Providing patients more economical elective procedures

In today’s world of DSO practices, as these rely mostly on HMO PPO insurance, growing profits is constantly challenging.  Today’s trend leans towards practices which offer multi-specialty services that allow increases in practice gross revenue without referral outside the practice for those needed services.

Elective services, such as cosmetic procedures are not covered under most insurance plans. So, adding elective cases in your DSO practice not only can increase gross revenue.  But, when the right elective dentistry products are offered with techniques learned incorporating advanced dental education available, a DSO practice could benefit from net and not just the gross revenue increases which are truly increased profits. DSO’s having numerous branded locations across the US, systems to benefit from these added services are in demand by the consumer (patient) and are needed.

Direct Composite Veneers

Offering ceramic (porcelain or lithium disilcate) veneers in an insurance-based DSO practice will rarely offer patient acceptance as insurance will not cover those services frequently. These type of restorations are costly and today, most DSO patients are very financially conservative. If the patient is in good oral health, but would improve their smile esthetically, the DSO patient would most likely will not choose to accept treatment, even if they can afford it related to a lack of any coverage for ceramic veneers.

Offering direct composite veneers which can be half the cost or less than ceramic based restorations and could indeed show higher patient acceptance related to a balance between esthetic improvement and out of pocket cost. But as we all know, how do you get the best results, without losing profits on the procedure, especially when creating the restorations freehand style intraorally.

Learning procedures from leading advanced dental educators, such as “The Nash Institute” Continuum Program, would provide the skills and know how to offer predictable results and increased elective dentistry with higher patient acceptance and a great way to increase profits.

Direct Composite Veneer Case

Dentistry and photography by Dr. Ross W. Nash

Figure 1: Patient presented with dissatisfaction with her smile expressing that she felt it was worn looking and gummy in appearance.  Examination notes incisal wear on the central incisors with the lateral incisors, incisal edge more coronal then the adjacent central incisors.

Dentistry and photography by Dr. Ross W. Nash

Figure 2: Healthy gingiva was noted and the incisal wear on the central incisors presented a worn smile with the incisal edges of the laterals positioned more coronal then the central incisors. The central incisors due to the wear have lost length coronally, resulting in the width and length being equal resulting in a square looking tooth.

Golden Proportions

Figure 3: When we look at central incisors, based on “golden proportions” the width of the tooth should be 80% of the length of the coronal of the central incisor to give an acceptable esthetic appearance. When the length equals the width, as in our clinical example, the centrals have a square or boxy appearance disrupting esthetics. Conversely, when the length to width ratio increases at the expense of the width (width is less then 80% of the length) the teeth will appear too long esthetically.

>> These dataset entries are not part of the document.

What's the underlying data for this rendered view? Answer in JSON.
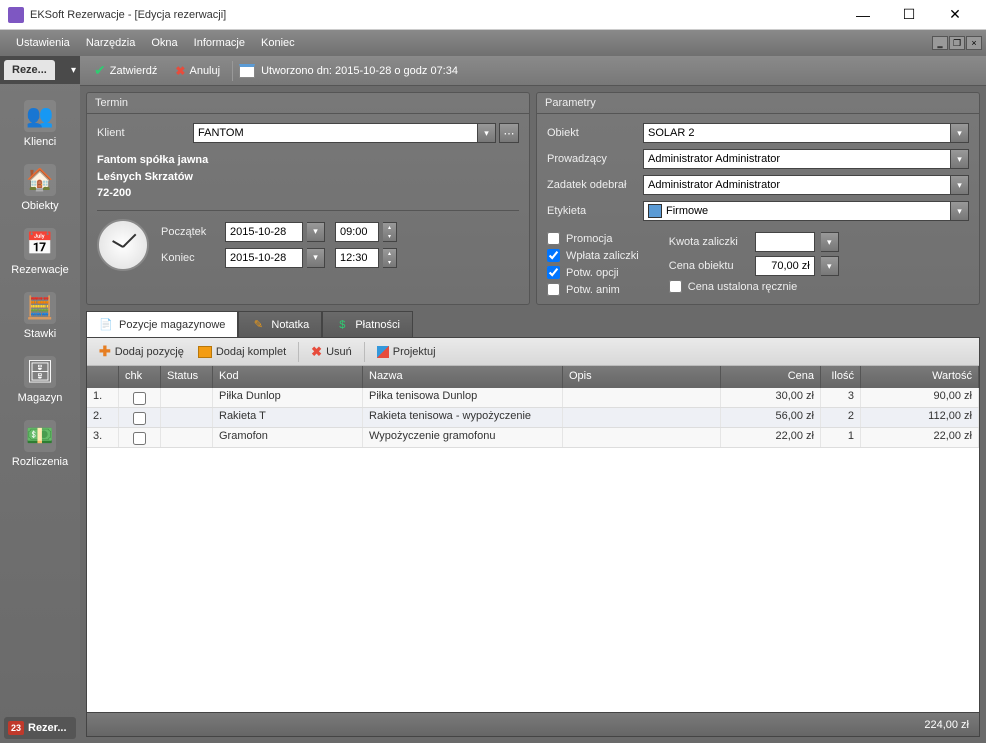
{
  "window": {
    "title": "EKSoft Rezerwacje - [Edycja rezerwacji]"
  },
  "menubar": [
    "Ustawienia",
    "Narzędzia",
    "Okna",
    "Informacje",
    "Koniec"
  ],
  "sidebar": {
    "tab": "Reze...",
    "items": [
      {
        "label": "Klienci",
        "icon": "👥"
      },
      {
        "label": "Obiekty",
        "icon": "🏠"
      },
      {
        "label": "Rezerwacje",
        "icon": "📅"
      },
      {
        "label": "Stawki",
        "icon": "🧮"
      },
      {
        "label": "Magazyn",
        "icon": "🗄"
      },
      {
        "label": "Rozliczenia",
        "icon": "💵"
      }
    ],
    "footer": "Rezer..."
  },
  "toolbar": {
    "approve": "Zatwierdź",
    "cancel": "Anuluj",
    "created": "Utworzono dn: 2015-10-28 o godz 07:34"
  },
  "termin": {
    "title": "Termin",
    "klient_label": "Klient",
    "klient_value": "FANTOM",
    "addr1": "Fantom spółka jawna",
    "addr2": "Leśnych Skrzatów",
    "addr3": "72-200",
    "poczatek_label": "Początek",
    "poczatek_date": "2015-10-28",
    "poczatek_time": "09:00",
    "koniec_label": "Koniec",
    "koniec_date": "2015-10-28",
    "koniec_time": "12:30"
  },
  "parametry": {
    "title": "Parametry",
    "obiekt_label": "Obiekt",
    "obiekt_value": "SOLAR 2",
    "prowadzacy_label": "Prowadzący",
    "prowadzacy_value": "Administrator Administrator",
    "zadatek_label": "Zadatek odebrał",
    "zadatek_value": "Administrator Administrator",
    "etykieta_label": "Etykieta",
    "etykieta_value": "Firmowe",
    "etykieta_color": "#5b9bd5",
    "promocja_label": "Promocja",
    "promocja_checked": false,
    "wplata_label": "Wpłata zaliczki",
    "wplata_checked": true,
    "potwopcji_label": "Potw. opcji",
    "potwopcji_checked": true,
    "potwanim_label": "Potw. anim",
    "potwanim_checked": false,
    "kwota_label": "Kwota zaliczki",
    "kwota_value": "",
    "cena_label": "Cena obiektu",
    "cena_value": "70,00 zł",
    "recznie_label": "Cena ustalona ręcznie",
    "recznie_checked": false
  },
  "tabs": {
    "pozycje": "Pozycje magazynowe",
    "notatka": "Notatka",
    "platnosci": "Płatności"
  },
  "tab_toolbar": {
    "dodaj": "Dodaj pozycję",
    "komplet": "Dodaj komplet",
    "usun": "Usuń",
    "projektuj": "Projektuj"
  },
  "grid": {
    "headers": {
      "chk": "chk",
      "status": "Status",
      "kod": "Kod",
      "nazwa": "Nazwa",
      "opis": "Opis",
      "cena": "Cena",
      "ilosc": "Ilość",
      "wartosc": "Wartość"
    },
    "rows": [
      {
        "n": "1.",
        "kod": "Piłka Dunlop",
        "nazwa": "Piłka tenisowa Dunlop",
        "opis": "",
        "cena": "30,00 zł",
        "ilosc": "3",
        "wartosc": "90,00 zł"
      },
      {
        "n": "2.",
        "kod": "Rakieta T",
        "nazwa": "Rakieta tenisowa - wypożyczenie",
        "opis": "",
        "cena": "56,00 zł",
        "ilosc": "2",
        "wartosc": "112,00 zł"
      },
      {
        "n": "3.",
        "kod": "Gramofon",
        "nazwa": "Wypożyczenie gramofonu",
        "opis": "",
        "cena": "22,00 zł",
        "ilosc": "1",
        "wartosc": "22,00 zł"
      }
    ],
    "total": "224,00 zł"
  }
}
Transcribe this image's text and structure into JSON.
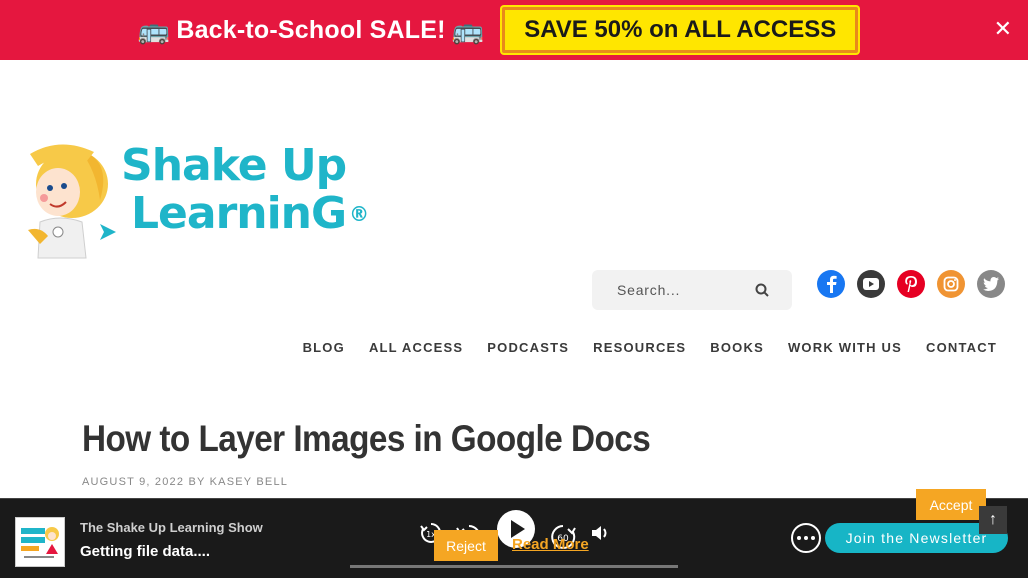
{
  "promo": {
    "bus_left": "🚌",
    "text": "Back-to-School SALE!",
    "bus_right": "🚌",
    "cta": "SAVE 50% on ALL ACCESS",
    "close": "✕",
    "bg_color": "#e5173f",
    "cta_color": "#ffe600"
  },
  "logo": {
    "line1": "Shake Up",
    "line2": "LearninG",
    "reg": "®"
  },
  "search": {
    "placeholder": "Search..."
  },
  "socials": [
    {
      "icon": "facebook-icon",
      "color": "#1877f2"
    },
    {
      "icon": "youtube-icon",
      "color": "#ff0000"
    },
    {
      "icon": "pinterest-icon",
      "color": "#e60023"
    },
    {
      "icon": "instagram-icon",
      "color": "#f09433"
    },
    {
      "icon": "twitter-icon",
      "color": "#888888"
    }
  ],
  "nav": [
    "BLOG",
    "ALL ACCESS",
    "PODCASTS",
    "RESOURCES",
    "BOOKS",
    "WORK WITH US",
    "CONTACT"
  ],
  "post": {
    "title": "How to Layer Images in Google Docs",
    "date": "AUGUST 9, 2022",
    "by": "BY",
    "author": "KASEY BELL"
  },
  "player": {
    "show_name": "The Shake Up Learning Show",
    "episode_title": "Getting file data....",
    "rewind_label": "10",
    "speed_label": "1x",
    "forward_label": "60",
    "newsletter": "Join the Newsletter"
  },
  "cookie": {
    "accept": "Accept",
    "reject": "Reject",
    "read_more": "Read More"
  },
  "to_top": "↑"
}
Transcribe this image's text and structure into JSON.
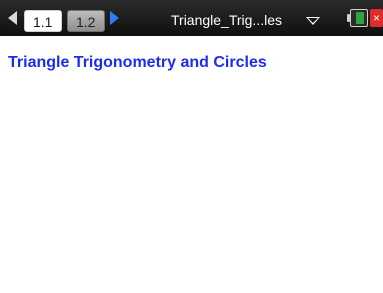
{
  "tabs": [
    {
      "label": "1.1",
      "active": true
    },
    {
      "label": "1.2",
      "active": false
    }
  ],
  "topbar": {
    "document_title": "Triangle_Trig...les",
    "icons": {
      "nav_left": "left-arrow-icon",
      "nav_right": "right-arrow-icon",
      "title_dropdown": "chevron-down-icon",
      "battery": "battery-icon",
      "close": "close-icon"
    },
    "colors": {
      "bar": "#1a1a1a",
      "nav_right": "#2d7df7",
      "battery_fill": "#2fa53a",
      "close": "#e02b2b"
    }
  },
  "content": {
    "heading": "Triangle Trigonometry and Circles",
    "heading_color": "#1f2cf0"
  }
}
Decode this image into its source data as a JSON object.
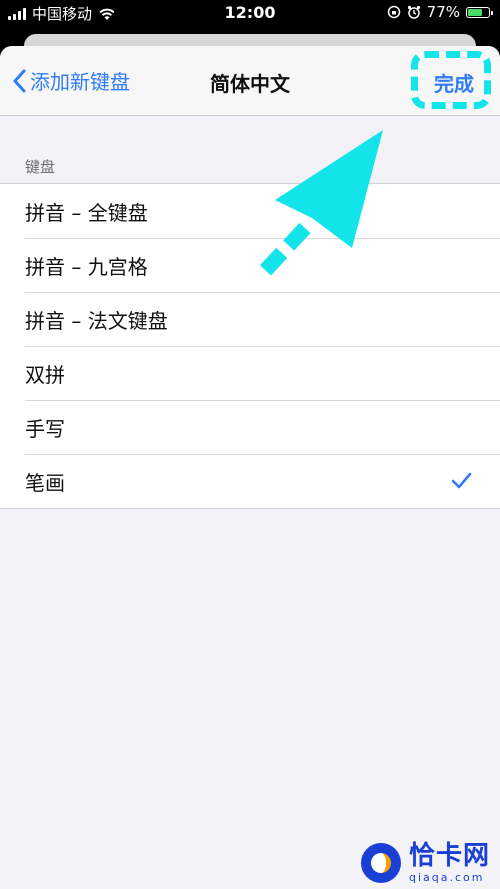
{
  "status_bar": {
    "carrier": "中国移动",
    "time": "12:00",
    "battery_percent": "77%",
    "battery_level": 0.77,
    "icons": [
      "signal-icon",
      "wifi-icon",
      "lock-rotation-icon",
      "alarm-icon",
      "battery-icon"
    ]
  },
  "nav": {
    "back_label": "添加新键盘",
    "title": "简体中文",
    "done_label": "完成"
  },
  "section": {
    "header": "键盘"
  },
  "keyboards": [
    {
      "label": "拼音 – 全键盘",
      "selected": false
    },
    {
      "label": "拼音 – 九宫格",
      "selected": false
    },
    {
      "label": "拼音 – 法文键盘",
      "selected": false
    },
    {
      "label": "双拼",
      "selected": false
    },
    {
      "label": "手写",
      "selected": false
    },
    {
      "label": "笔画",
      "selected": true
    }
  ],
  "colors": {
    "accent": "#2f7cf6",
    "annotation": "#12e4ea",
    "battery": "#4cd964"
  },
  "watermark": {
    "text": "恰卡网",
    "sub": "qiaqa.com"
  }
}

Width Relationship

Figure 4: Width relationship between the anterior maxillary teeth also factors into the esthetic overall appearance.  The width of the lateral incisor combined with the width of the canine from the mesial contact to mid canine (vertical line drawn down center of the canine from the cusp tip) should equal the width of the central incisor. When these proportions are followed a natural appearance is achieved.

Dentistry and photography by Dr. Ross W. Nash

Figure 5: As can be observed in the patient, the width of the centrals equals the length and the incisal edge is shorter due to wear.  To improve the smile esthetically, as the laterals do not demonstrate wear, lengthening the central incisors coronally will restore golden proportions and achieve the patients desired expectations.

Dentistry and photography by Dr. Ross W. Nash

Figure 6: Direct composite has been added to the right central incisor to achieve a length to width ratio following golden proportions restoring the tooth’s length to where the incisal edge was prior to the wear.  As we can observe, the right centrals incisal edge in relation to the lateral incisor is 1-1.5mm longer providing a more youthful appearance.  We can also see how much wear had occurred to the central incisors when we compare the corrected right central to the untreated left central incisor.

Dentistry and photography by Dr. Ross W. Nash

Figure 7: Both central incisors have received direct composite veneers restoring them to more ideal length to width ratios and providing a more youthful esthetic appearance that is in harmony with the adjacent untreated anterior teeth.

Dentistry and photography by Dr. Ross W. Nash

Figure 8: The direct composite veneers is carried over onto the lingual surface blending with the remaining tooth structure. Treatment of the two centrals was without tooth preparation and anterior guidance was re-established with the composite to prevent future wear and preserve the direct veneers over time.

Dentistry and photography by Dr. Ross W. Nash

Figure 9: Direct composite veneers to treat the worn central incisors restored golden proportions to the maxillary anterior without the need for tooth preparation.